In America, anything was possible. This was what Josephine’s husband told her before he left their village to catch the ship in Naples. She didn’t know him, this husband of hers. Their marriage had been arranged by their parents long ago, before Josephine had breasts or menstruated for the first time. He was considered a step up for her family: his parents owned land in the next village, and pigs, and even a cow. He had been to Rome, where for two years he worked as a guard at the king’s palace. “Vincenzo Rimaldi,” Josephine’s mother had told her from the very day the betrothal was set, when Josephine was only eight years old. “He will give you a good life. You will have fresh milk every day. And pork all year long. And most important, you will have land. Land is better than gold, Josephine.”

Josephine had nodded, but really she would rather have gold than land or pigs. She liked pretty things, shiny things, things that glittered. She collected rocks with veins of fool’s gold, or pieces of flint that sparkled in the sun. Once she found something bright-blue and unidentifiable and she kept it in her apron pocket, believing it must be valuable.

Because her husband-to-be was eleven years older than Josephine, she didn’t meet him until the day of her wedding. He was away in Rome; he was taking care of all that land.

A week before her fifteenth birthday, her mother woke her and explained that her wedding would be today. The husband- to-be had managed to book a spot in steerage on a ship to America and he would not be back for some time. The families had decided it was better for the wedding to happen right away, before he left. If God was smiling on them so much as to get him a ticket on that boat, then perhaps he would send them a child right away too.

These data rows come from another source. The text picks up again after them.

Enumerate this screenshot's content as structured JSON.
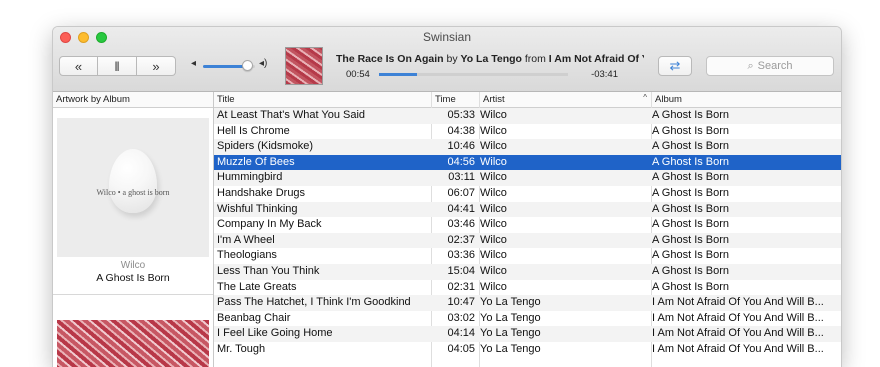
{
  "window": {
    "title": "Swinsian"
  },
  "transport": {
    "prev_icon": "«",
    "pause_icon": "‖",
    "next_icon": "»"
  },
  "volume": {
    "level": 0.85
  },
  "now_playing": {
    "title": "The Race Is On Again",
    "by": "by",
    "artist": "Yo La Tengo",
    "from": "from",
    "album": "I Am Not Afraid Of You And Will Beat Your Ass",
    "elapsed": "00:54",
    "remaining": "-03:41",
    "progress": 0.2
  },
  "search": {
    "placeholder": "Search"
  },
  "sidebar": {
    "header": "Artwork by Album",
    "albums": [
      {
        "cover_text": "Wilco • a ghost is born",
        "artist": "Wilco",
        "album": "A Ghost Is Born"
      }
    ]
  },
  "columns": {
    "title": "Title",
    "time": "Time",
    "artist": "Artist",
    "album": "Album"
  },
  "tracks": [
    {
      "title": "At Least That's What You Said",
      "time": "05:33",
      "artist": "Wilco",
      "album": "A Ghost Is Born"
    },
    {
      "title": "Hell Is Chrome",
      "time": "04:38",
      "artist": "Wilco",
      "album": "A Ghost Is Born"
    },
    {
      "title": "Spiders (Kidsmoke)",
      "time": "10:46",
      "artist": "Wilco",
      "album": "A Ghost Is Born"
    },
    {
      "title": "Muzzle Of Bees",
      "time": "04:56",
      "artist": "Wilco",
      "album": "A Ghost Is Born"
    },
    {
      "title": "Hummingbird",
      "time": "03:11",
      "artist": "Wilco",
      "album": "A Ghost Is Born"
    },
    {
      "title": "Handshake Drugs",
      "time": "06:07",
      "artist": "Wilco",
      "album": "A Ghost Is Born"
    },
    {
      "title": "Wishful Thinking",
      "time": "04:41",
      "artist": "Wilco",
      "album": "A Ghost Is Born"
    },
    {
      "title": "Company In My Back",
      "time": "03:46",
      "artist": "Wilco",
      "album": "A Ghost Is Born"
    },
    {
      "title": "I'm A Wheel",
      "time": "02:37",
      "artist": "Wilco",
      "album": "A Ghost Is Born"
    },
    {
      "title": "Theologians",
      "time": "03:36",
      "artist": "Wilco",
      "album": "A Ghost Is Born"
    },
    {
      "title": "Less Than You Think",
      "time": "15:04",
      "artist": "Wilco",
      "album": "A Ghost Is Born"
    },
    {
      "title": "The Late Greats",
      "time": "02:31",
      "artist": "Wilco",
      "album": "A Ghost Is Born"
    },
    {
      "title": "Pass The Hatchet, I Think I'm Goodkind",
      "time": "10:47",
      "artist": "Yo La Tengo",
      "album": "I Am Not Afraid Of You And Will B..."
    },
    {
      "title": "Beanbag Chair",
      "time": "03:02",
      "artist": "Yo La Tengo",
      "album": "I Am Not Afraid Of You And Will B..."
    },
    {
      "title": "I Feel Like Going Home",
      "time": "04:14",
      "artist": "Yo La Tengo",
      "album": "I Am Not Afraid Of You And Will B..."
    },
    {
      "title": "Mr. Tough",
      "time": "04:05",
      "artist": "Yo La Tengo",
      "album": "I Am Not Afraid Of You And Will B..."
    }
  ],
  "selected_index": 3,
  "colors": {
    "selection": "#1f63c8",
    "accent": "#3d82d6"
  }
}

Excerpted with permission from Ann Hood © 2014, W. W. Norton & Company, Inc.

Alicia Anstead is editor-in-chief of The Writer. She teaches writing at Harvard.